It's time for a history lesson. But in a fun way.
Agent Carter is so much fun because it ties in the very modern superhero stories Marvel is telling back to the roots of our favorite heroes. Peggy is fighting crime and taking names in 1946, and she's making U.S. history not just fun but fabulous. And after last week's episode Hedy Lamarr came up. Let's look at the parallels:
Hedy Lamarr was an actress active between 1930-1958.
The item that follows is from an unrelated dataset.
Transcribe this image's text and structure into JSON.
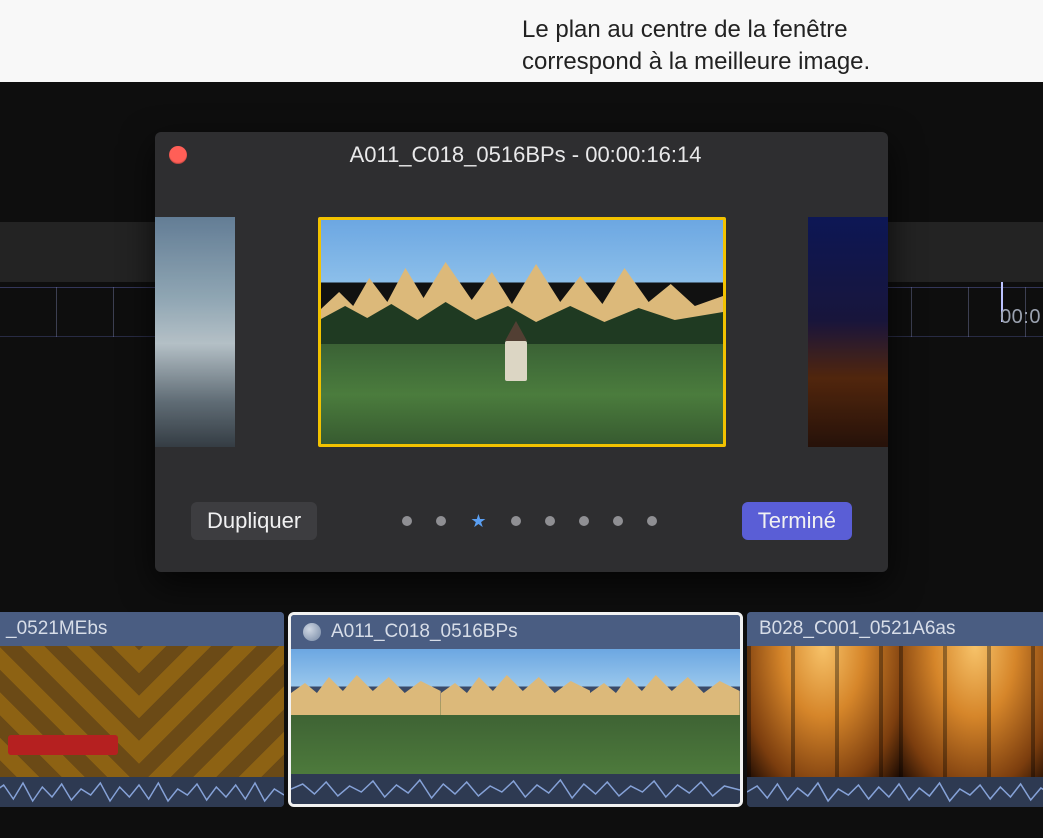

Much like the antagonist of Agent Carter (Whitney Frost), Hedy Lamarr changed her name from Hedwig Kiesler (partly to honor silent film star Barbara La Marr, who died in 1926). In 1933 she married Friedrich Mandl, an incredibly wealthy Austrian businessman. Despite the fact that both he and his wife were half-Jewish, he had strong ties fascist government of Italy and Nazi government of Germany. Lamarr reported that both Hitler and Mussolini attended parties hosted by Mandl.
On the show, it seems pretty likely that Frost's husband is up to no good. No good at all.
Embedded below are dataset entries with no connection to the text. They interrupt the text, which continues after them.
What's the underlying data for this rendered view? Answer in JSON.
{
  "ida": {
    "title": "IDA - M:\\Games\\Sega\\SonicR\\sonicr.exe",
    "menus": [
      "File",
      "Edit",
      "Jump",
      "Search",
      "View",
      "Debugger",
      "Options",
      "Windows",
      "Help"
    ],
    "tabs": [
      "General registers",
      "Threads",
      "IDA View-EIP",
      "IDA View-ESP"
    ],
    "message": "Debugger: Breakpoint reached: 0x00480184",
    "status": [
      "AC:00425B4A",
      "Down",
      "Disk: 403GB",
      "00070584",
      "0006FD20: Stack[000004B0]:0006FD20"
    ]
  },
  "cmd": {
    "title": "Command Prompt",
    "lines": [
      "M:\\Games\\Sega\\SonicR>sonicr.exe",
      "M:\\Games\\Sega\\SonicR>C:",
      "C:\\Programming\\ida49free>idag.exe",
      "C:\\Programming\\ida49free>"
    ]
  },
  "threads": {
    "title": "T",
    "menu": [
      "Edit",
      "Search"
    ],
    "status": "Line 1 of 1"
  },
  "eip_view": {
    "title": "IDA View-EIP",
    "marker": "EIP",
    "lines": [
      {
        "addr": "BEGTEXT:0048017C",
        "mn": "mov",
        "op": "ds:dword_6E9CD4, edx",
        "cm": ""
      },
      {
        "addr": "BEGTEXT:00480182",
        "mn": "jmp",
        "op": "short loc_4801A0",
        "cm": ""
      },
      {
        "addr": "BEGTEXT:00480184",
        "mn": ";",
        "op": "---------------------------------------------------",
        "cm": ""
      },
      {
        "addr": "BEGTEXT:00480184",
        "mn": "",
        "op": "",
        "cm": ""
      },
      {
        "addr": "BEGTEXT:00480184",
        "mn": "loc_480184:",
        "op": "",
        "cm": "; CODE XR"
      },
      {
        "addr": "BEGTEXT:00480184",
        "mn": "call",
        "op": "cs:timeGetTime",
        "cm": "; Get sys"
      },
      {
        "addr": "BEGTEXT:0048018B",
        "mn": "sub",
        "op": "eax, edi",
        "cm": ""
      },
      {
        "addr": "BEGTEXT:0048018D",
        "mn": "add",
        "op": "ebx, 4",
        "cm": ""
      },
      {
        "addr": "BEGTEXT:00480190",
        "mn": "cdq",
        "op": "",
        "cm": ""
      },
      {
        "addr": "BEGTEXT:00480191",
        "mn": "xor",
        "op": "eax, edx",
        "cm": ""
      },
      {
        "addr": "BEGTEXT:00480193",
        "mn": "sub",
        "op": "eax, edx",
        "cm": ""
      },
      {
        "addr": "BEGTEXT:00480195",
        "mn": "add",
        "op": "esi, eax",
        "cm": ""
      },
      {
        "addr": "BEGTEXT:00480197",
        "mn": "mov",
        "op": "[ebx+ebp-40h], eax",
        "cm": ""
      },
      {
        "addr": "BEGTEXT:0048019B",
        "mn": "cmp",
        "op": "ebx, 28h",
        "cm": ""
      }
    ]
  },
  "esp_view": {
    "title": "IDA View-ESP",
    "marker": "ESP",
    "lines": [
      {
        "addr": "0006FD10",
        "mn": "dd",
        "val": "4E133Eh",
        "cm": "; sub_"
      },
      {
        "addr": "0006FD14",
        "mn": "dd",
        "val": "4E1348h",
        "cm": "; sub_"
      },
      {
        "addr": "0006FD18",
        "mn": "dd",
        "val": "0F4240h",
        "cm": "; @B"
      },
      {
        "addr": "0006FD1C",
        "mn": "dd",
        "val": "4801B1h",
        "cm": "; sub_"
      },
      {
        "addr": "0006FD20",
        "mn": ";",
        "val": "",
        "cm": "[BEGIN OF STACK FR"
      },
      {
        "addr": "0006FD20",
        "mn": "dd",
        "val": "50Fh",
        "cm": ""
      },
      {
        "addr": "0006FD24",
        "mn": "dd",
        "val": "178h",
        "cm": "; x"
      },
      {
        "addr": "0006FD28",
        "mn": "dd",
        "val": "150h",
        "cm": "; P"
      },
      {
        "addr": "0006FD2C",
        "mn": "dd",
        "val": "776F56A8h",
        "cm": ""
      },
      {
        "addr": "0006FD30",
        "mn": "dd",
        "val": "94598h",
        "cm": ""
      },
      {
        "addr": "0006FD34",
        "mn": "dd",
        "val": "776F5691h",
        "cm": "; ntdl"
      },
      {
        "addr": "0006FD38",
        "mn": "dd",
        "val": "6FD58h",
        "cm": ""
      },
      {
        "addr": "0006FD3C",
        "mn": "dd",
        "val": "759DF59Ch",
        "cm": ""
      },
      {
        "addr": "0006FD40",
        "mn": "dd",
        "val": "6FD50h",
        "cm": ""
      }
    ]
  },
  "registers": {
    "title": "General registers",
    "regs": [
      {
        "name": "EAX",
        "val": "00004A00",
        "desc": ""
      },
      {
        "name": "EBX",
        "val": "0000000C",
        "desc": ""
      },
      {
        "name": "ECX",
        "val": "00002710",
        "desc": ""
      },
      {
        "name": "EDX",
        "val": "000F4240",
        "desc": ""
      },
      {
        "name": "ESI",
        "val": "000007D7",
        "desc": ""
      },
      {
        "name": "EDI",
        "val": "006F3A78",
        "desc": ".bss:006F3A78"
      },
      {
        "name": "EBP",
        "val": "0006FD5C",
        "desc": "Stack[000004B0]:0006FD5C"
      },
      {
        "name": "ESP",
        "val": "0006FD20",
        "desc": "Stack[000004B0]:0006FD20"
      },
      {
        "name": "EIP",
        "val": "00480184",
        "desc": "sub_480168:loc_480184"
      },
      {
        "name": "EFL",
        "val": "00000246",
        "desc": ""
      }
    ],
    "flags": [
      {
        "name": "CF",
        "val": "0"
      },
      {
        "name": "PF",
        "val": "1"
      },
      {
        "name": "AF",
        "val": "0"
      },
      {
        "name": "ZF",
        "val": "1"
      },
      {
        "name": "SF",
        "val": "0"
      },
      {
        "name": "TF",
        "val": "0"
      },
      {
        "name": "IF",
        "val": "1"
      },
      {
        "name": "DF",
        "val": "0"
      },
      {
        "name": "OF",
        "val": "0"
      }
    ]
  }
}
But the comparisons don't end there!
The show runners took a lot of inspiration from Hedy Lamarr's career not just as an actress, but an incredible scientist (via).
"I think we’ve changed the look of her a bit obviously," she said. "We’ve made her an actress, which is very Hedy Lamarr. She was a ‘40s siren actress who was also a scientific genius, so that’s part of what we’re mining with this character."
Genius doesn't even BEGIN to describe Hedy Lamarr. She invented an improved traffic stoplight, and a tablet that dissolved in water to make it carbonated. She contributed to the war effort by designing a jam-proof radio guidance system for torpedoes. And if that's not cool enough consider this: Her design is behind a lot of the technology used today including Bluetooth, wireless cell phones, GPS, and Wi-Fi. You're welcome.
She faced more difficulty later in life.
She got fewer and fewer offers for film roles, which she sadly attributed to her appearance (that bias against women who have the audacity to age, ugh). If you're interested in seeing her film work, I recommend Samson and Delilah, White Cargo, and Ziegfeld Girl. Truth be told, she was brilliant. An incredibly charismatic actress whose scientific genius went under-appreciated for years.
Don't forget Peggy!
And of course, you can see her homage on Agent Carter. You know, if brilliant, badass women are your kind of thing! ;)